Assigned task:
Nothing may be dropped or added when the entries below are copied.

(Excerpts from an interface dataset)

———

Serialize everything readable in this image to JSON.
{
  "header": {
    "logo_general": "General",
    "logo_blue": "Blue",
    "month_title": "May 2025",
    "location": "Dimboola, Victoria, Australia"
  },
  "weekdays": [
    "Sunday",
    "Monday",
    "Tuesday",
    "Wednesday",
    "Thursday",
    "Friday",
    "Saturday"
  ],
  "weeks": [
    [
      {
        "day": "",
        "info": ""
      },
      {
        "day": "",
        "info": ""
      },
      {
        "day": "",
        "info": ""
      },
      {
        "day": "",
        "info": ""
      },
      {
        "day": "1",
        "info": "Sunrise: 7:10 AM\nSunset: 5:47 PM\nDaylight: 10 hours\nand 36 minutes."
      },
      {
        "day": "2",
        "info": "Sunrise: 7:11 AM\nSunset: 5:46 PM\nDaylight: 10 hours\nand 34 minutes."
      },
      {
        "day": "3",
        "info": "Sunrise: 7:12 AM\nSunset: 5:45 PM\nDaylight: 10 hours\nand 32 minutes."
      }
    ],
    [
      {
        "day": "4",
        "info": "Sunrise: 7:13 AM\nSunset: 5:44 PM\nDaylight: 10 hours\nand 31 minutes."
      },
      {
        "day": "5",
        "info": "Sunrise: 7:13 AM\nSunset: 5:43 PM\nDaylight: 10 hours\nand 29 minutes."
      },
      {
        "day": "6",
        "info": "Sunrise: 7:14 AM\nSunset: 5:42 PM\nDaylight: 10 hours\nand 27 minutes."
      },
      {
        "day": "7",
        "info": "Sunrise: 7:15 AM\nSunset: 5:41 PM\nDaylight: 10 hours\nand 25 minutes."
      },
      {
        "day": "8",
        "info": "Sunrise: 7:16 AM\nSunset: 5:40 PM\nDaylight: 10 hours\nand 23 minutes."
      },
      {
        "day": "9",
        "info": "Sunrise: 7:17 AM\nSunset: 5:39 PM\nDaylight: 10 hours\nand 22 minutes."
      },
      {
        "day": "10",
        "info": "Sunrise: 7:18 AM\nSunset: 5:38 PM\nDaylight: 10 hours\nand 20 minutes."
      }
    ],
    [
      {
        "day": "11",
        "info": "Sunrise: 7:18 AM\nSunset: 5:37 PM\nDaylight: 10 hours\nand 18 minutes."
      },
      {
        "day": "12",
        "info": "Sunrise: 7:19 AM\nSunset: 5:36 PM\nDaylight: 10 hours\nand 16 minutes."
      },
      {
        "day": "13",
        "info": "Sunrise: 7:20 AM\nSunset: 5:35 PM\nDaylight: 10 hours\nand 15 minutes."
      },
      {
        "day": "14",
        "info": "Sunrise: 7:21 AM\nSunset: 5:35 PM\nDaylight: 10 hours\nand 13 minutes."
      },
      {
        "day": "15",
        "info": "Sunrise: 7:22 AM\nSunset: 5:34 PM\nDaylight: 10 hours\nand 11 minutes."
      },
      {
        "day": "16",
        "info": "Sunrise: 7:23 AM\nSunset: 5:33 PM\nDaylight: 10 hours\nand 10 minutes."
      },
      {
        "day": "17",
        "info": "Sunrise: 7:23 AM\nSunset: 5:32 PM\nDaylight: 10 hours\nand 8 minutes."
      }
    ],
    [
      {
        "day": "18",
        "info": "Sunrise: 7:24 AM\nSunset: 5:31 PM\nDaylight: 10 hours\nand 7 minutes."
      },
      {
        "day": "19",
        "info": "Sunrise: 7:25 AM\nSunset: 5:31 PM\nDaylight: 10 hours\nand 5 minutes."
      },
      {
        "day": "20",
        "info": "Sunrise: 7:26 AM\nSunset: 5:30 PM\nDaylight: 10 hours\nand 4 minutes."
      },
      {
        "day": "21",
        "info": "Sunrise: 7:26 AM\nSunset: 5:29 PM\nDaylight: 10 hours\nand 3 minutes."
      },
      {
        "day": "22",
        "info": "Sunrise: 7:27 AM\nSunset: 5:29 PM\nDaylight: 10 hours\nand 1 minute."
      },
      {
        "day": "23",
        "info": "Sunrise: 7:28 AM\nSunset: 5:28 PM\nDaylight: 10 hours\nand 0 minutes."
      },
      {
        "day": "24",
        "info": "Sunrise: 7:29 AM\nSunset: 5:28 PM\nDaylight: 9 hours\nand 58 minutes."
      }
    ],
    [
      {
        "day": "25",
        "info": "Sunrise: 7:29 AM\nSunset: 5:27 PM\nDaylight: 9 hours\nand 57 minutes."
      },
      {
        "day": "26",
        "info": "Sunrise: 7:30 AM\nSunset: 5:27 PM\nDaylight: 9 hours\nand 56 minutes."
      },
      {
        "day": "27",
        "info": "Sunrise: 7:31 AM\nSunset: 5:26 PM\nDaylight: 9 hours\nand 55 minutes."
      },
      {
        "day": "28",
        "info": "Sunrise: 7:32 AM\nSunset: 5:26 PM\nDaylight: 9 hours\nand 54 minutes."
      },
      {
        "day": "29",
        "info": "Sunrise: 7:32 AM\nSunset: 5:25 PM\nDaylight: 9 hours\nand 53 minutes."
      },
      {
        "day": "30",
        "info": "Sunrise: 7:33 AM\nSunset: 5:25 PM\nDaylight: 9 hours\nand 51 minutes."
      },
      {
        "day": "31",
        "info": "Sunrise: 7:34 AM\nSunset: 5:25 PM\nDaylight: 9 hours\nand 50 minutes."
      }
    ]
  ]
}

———

Solution to this problem:
Serialize everything readable in this image to JSON.
{
  "header": {
    "logo_general": "General",
    "logo_blue": "Blue",
    "month_title": "May 2025",
    "location": "Dimboola, Victoria, Australia"
  },
  "weekdays": [
    "Sunday",
    "Monday",
    "Tuesday",
    "Wednesday",
    "Thursday",
    "Friday",
    "Saturday"
  ],
  "weeks": [
    [
      {
        "day": "",
        "info": ""
      },
      {
        "day": "",
        "info": ""
      },
      {
        "day": "",
        "info": ""
      },
      {
        "day": "",
        "info": ""
      },
      {
        "day": "1",
        "info": "Sunrise: 7:10 AM\nSunset: 5:47 PM\nDaylight: 10 hours\nand 36 minutes."
      },
      {
        "day": "2",
        "info": "Sunrise: 7:11 AM\nSunset: 5:46 PM\nDaylight: 10 hours\nand 34 minutes."
      },
      {
        "day": "3",
        "info": "Sunrise: 7:12 AM\nSunset: 5:45 PM\nDaylight: 10 hours\nand 32 minutes."
      }
    ],
    [
      {
        "day": "4",
        "info": "Sunrise: 7:13 AM\nSunset: 5:44 PM\nDaylight: 10 hours\nand 31 minutes."
      },
      {
        "day": "5",
        "info": "Sunrise: 7:13 AM\nSunset: 5:43 PM\nDaylight: 10 hours\nand 29 minutes."
      },
      {
        "day": "6",
        "info": "Sunrise: 7:14 AM\nSunset: 5:42 PM\nDaylight: 10 hours\nand 27 minutes."
      },
      {
        "day": "7",
        "info": "Sunrise: 7:15 AM\nSunset: 5:41 PM\nDaylight: 10 hours\nand 25 minutes."
      },
      {
        "day": "8",
        "info": "Sunrise: 7:16 AM\nSunset: 5:40 PM\nDaylight: 10 hours\nand 23 minutes."
      },
      {
        "day": "9",
        "info": "Sunrise: 7:17 AM\nSunset: 5:39 PM\nDaylight: 10 hours\nand 22 minutes."
      },
      {
        "day": "10",
        "info": "Sunrise: 7:18 AM\nSunset: 5:38 PM\nDaylight: 10 hours\nand 20 minutes."
      }
    ],
    [
      {
        "day": "11",
        "info": "Sunrise: 7:18 AM\nSunset: 5:37 PM\nDaylight: 10 hours\nand 18 minutes."
      },
      {
        "day": "12",
        "info": "Sunrise: 7:19 AM\nSunset: 5:36 PM\nDaylight: 10 hours\nand 16 minutes."
      },
      {
        "day": "13",
        "info": "Sunrise: 7:20 AM\nSunset: 5:35 PM\nDaylight: 10 hours\nand 15 minutes."
      },
      {
        "day": "14",
        "info": "Sunrise: 7:21 AM\nSunset: 5:35 PM\nDaylight: 10 hours\nand 13 minutes."
      },
      {
        "day": "15",
        "info": "Sunrise: 7:22 AM\nSunset: 5:34 PM\nDaylight: 10 hours\nand 11 minutes."
      },
      {
        "day": "16",
        "info": "Sunrise: 7:23 AM\nSunset: 5:33 PM\nDaylight: 10 hours\nand 10 minutes."
      },
      {
        "day": "17",
        "info": "Sunrise: 7:23 AM\nSunset: 5:32 PM\nDaylight: 10 hours\nand 8 minutes."
      }
    ],
    [
      {
        "day": "18",
        "info": "Sunrise: 7:24 AM\nSunset: 5:31 PM\nDaylight: 10 hours\nand 7 minutes."
      },
      {
        "day": "19",
        "info": "Sunrise: 7:25 AM\nSunset: 5:31 PM\nDaylight: 10 hours\nand 5 minutes."
      },
      {
        "day": "20",
        "info": "Sunrise: 7:26 AM\nSunset: 5:30 PM\nDaylight: 10 hours\nand 4 minutes."
      },
      {
        "day": "21",
        "info": "Sunrise: 7:26 AM\nSunset: 5:29 PM\nDaylight: 10 hours\nand 3 minutes."
      },
      {
        "day": "22",
        "info": "Sunrise: 7:27 AM\nSunset: 5:29 PM\nDaylight: 10 hours\nand 1 minute."
      },
      {
        "day": "23",
        "info": "Sunrise: 7:28 AM\nSunset: 5:28 PM\nDaylight: 10 hours\nand 0 minutes."
      },
      {
        "day": "24",
        "info": "Sunrise: 7:29 AM\nSunset: 5:28 PM\nDaylight: 9 hours\nand 58 minutes."
      }
    ],
    [
      {
        "day": "25",
        "info": "Sunrise: 7:29 AM\nSunset: 5:27 PM\nDaylight: 9 hours\nand 57 minutes."
      },
      {
        "day": "26",
        "info": "Sunrise: 7:30 AM\nSunset: 5:27 PM\nDaylight: 9 hours\nand 56 minutes."
      },
      {
        "day": "27",
        "info": "Sunrise: 7:31 AM\nSunset: 5:26 PM\nDaylight: 9 hours\nand 55 minutes."
      },
      {
        "day": "28",
        "info": "Sunrise: 7:32 AM\nSunset: 5:26 PM\nDaylight: 9 hours\nand 54 minutes."
      },
      {
        "day": "29",
        "info": "Sunrise: 7:32 AM\nSunset: 5:25 PM\nDaylight: 9 hours\nand 53 minutes."
      },
      {
        "day": "30",
        "info": "Sunrise: 7:33 AM\nSunset: 5:25 PM\nDaylight: 9 hours\nand 51 minutes."
      },
      {
        "day": "31",
        "info": "Sunrise: 7:34 AM\nSunset: 5:25 PM\nDaylight: 9 hours\nand 50 minutes."
      }
    ]
  ]
}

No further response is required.